**WORK TO BE COMPLETED:**
Which lines in the material below contain the word "itself"? Copy each of them.

**EXERCISE MATERIALS:**
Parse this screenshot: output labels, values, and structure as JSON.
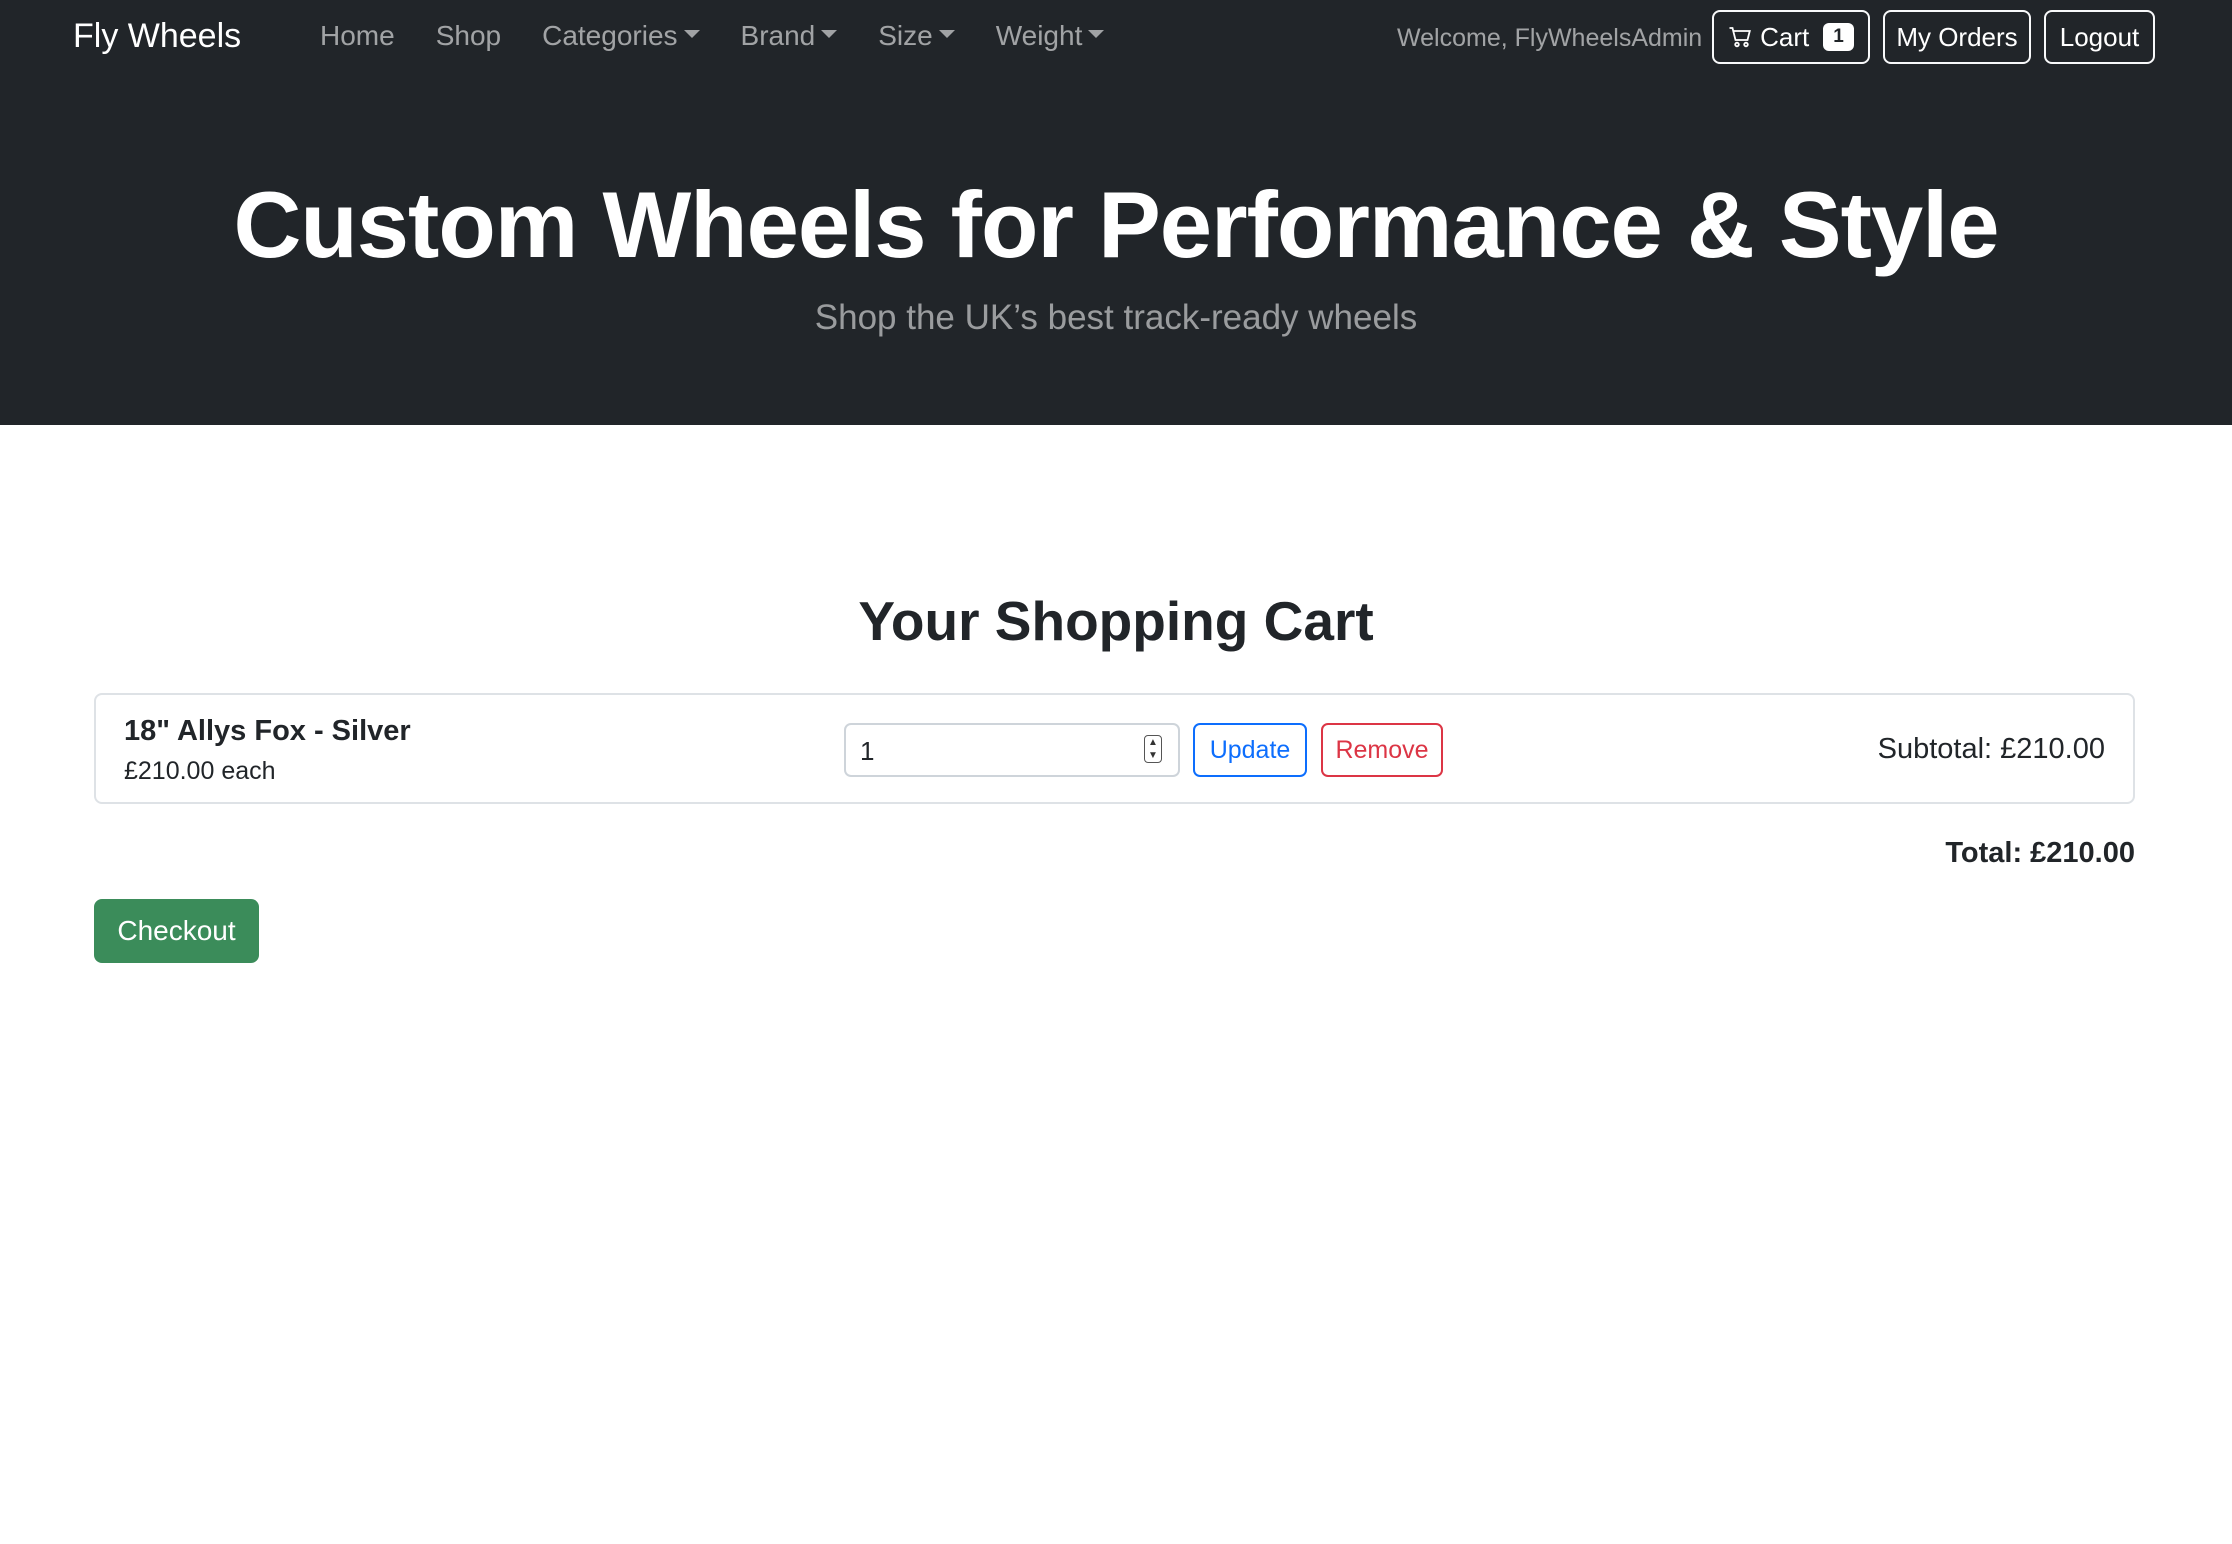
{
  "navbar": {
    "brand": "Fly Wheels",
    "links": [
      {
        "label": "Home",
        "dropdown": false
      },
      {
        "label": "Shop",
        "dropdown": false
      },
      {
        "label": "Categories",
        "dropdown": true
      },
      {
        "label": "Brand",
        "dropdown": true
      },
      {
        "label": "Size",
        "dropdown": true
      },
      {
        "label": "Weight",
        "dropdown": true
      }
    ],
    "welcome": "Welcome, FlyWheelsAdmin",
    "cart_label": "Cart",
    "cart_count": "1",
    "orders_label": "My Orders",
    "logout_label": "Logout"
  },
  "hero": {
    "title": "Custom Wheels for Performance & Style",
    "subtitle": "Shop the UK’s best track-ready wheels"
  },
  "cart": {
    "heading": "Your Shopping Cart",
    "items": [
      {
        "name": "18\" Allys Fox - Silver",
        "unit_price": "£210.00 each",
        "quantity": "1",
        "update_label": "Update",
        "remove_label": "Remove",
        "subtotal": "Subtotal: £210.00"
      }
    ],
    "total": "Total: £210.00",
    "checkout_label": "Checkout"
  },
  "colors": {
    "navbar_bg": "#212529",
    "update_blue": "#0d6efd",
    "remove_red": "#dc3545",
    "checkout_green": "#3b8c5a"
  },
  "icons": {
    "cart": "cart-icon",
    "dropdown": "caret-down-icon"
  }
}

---

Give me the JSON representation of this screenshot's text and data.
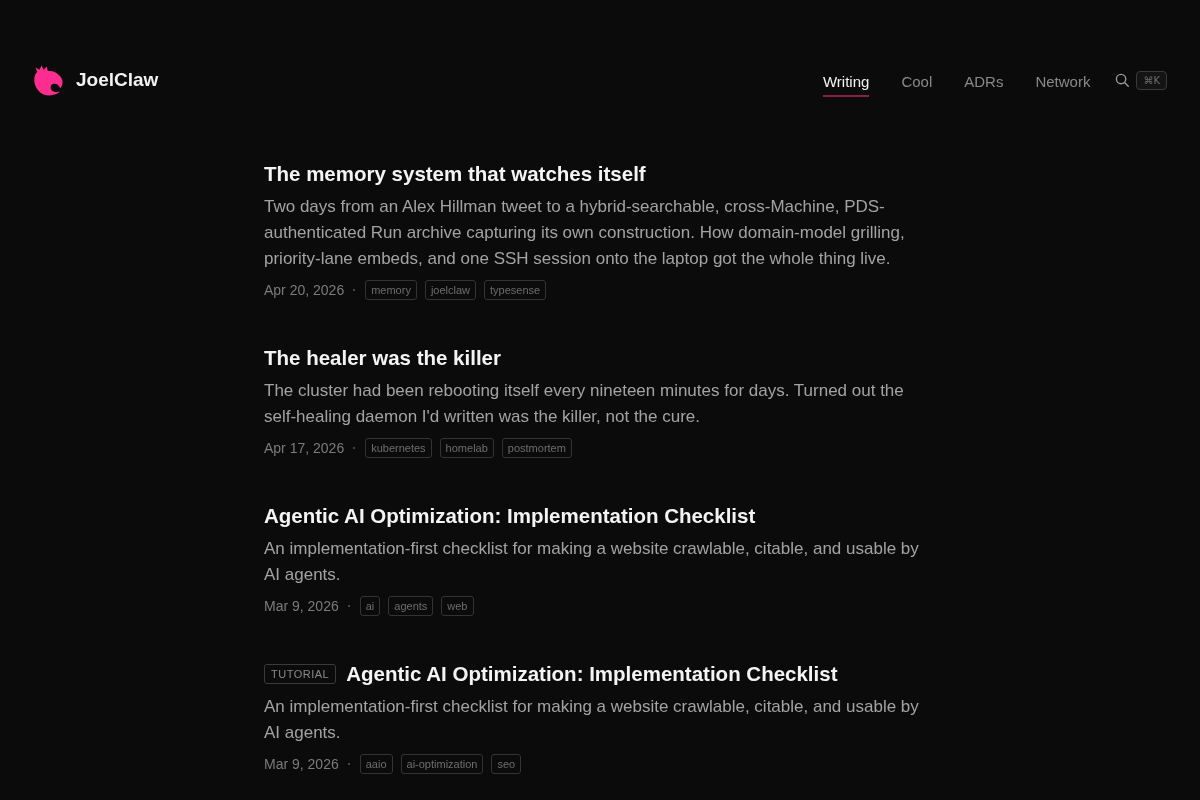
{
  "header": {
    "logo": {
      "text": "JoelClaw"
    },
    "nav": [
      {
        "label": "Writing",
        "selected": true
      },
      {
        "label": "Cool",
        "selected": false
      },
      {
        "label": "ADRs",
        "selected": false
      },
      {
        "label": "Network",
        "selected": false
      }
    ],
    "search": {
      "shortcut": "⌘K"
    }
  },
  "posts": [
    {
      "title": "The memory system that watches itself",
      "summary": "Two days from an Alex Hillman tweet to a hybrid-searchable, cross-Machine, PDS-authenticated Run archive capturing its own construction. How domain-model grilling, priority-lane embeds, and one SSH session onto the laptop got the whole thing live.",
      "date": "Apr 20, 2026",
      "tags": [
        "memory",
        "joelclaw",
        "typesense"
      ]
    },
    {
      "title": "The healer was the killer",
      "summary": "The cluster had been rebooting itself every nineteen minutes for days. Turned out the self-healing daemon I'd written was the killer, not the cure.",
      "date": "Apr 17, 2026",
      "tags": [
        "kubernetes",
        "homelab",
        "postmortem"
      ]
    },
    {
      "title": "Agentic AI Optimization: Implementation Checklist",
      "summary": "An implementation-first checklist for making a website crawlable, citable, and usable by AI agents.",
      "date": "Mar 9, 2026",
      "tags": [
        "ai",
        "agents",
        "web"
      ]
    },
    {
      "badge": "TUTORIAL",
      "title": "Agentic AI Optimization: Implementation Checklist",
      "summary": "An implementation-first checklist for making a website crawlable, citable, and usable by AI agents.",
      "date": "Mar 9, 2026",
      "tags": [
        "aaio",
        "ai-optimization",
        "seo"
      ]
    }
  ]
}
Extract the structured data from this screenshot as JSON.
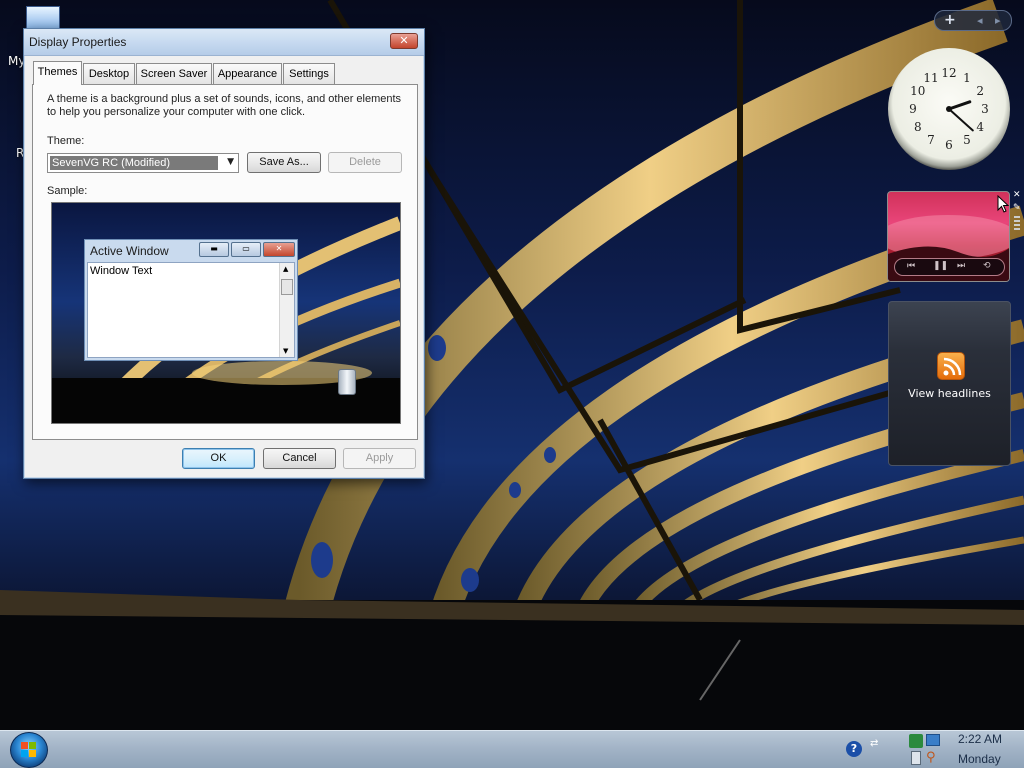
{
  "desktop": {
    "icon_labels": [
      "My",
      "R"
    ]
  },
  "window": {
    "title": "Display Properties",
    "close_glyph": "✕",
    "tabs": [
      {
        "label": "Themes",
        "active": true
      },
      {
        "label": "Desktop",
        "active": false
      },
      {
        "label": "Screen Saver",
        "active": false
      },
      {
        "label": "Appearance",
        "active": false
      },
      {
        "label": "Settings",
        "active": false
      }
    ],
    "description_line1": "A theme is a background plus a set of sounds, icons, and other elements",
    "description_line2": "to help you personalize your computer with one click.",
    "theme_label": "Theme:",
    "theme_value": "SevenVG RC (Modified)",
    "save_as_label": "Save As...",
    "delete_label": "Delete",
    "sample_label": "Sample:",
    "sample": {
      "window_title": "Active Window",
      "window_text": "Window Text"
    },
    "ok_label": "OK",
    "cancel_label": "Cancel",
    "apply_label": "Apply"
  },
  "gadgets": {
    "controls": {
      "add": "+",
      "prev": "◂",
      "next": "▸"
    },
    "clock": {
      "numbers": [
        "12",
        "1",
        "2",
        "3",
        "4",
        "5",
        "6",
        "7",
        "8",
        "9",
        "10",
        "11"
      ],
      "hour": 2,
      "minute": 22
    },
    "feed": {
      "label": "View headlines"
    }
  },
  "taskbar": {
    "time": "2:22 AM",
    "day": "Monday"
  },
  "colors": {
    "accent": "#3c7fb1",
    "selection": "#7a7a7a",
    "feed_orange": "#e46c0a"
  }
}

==

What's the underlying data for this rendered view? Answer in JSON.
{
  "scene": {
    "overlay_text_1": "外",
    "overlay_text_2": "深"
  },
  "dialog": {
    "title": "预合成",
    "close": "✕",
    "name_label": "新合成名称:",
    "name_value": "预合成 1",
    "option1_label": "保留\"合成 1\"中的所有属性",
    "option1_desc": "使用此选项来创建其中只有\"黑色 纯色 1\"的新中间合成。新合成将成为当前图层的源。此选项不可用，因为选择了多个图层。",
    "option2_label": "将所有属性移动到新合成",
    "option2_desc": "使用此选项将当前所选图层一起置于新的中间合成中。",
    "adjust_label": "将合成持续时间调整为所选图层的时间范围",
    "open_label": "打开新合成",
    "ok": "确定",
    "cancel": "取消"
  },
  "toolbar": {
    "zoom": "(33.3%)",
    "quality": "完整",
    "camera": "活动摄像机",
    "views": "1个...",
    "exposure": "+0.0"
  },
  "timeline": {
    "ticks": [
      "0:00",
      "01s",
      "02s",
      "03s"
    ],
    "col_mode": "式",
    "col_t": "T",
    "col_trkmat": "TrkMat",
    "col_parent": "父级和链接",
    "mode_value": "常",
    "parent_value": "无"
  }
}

**RESPONSE AREA:**
      "title": "The memory system that watches itself",
      "summary": "The cluster had been rebooting itself every nineteen minutes for days. Turned out the self-healing daemon I'd written was the killer, not the cure.",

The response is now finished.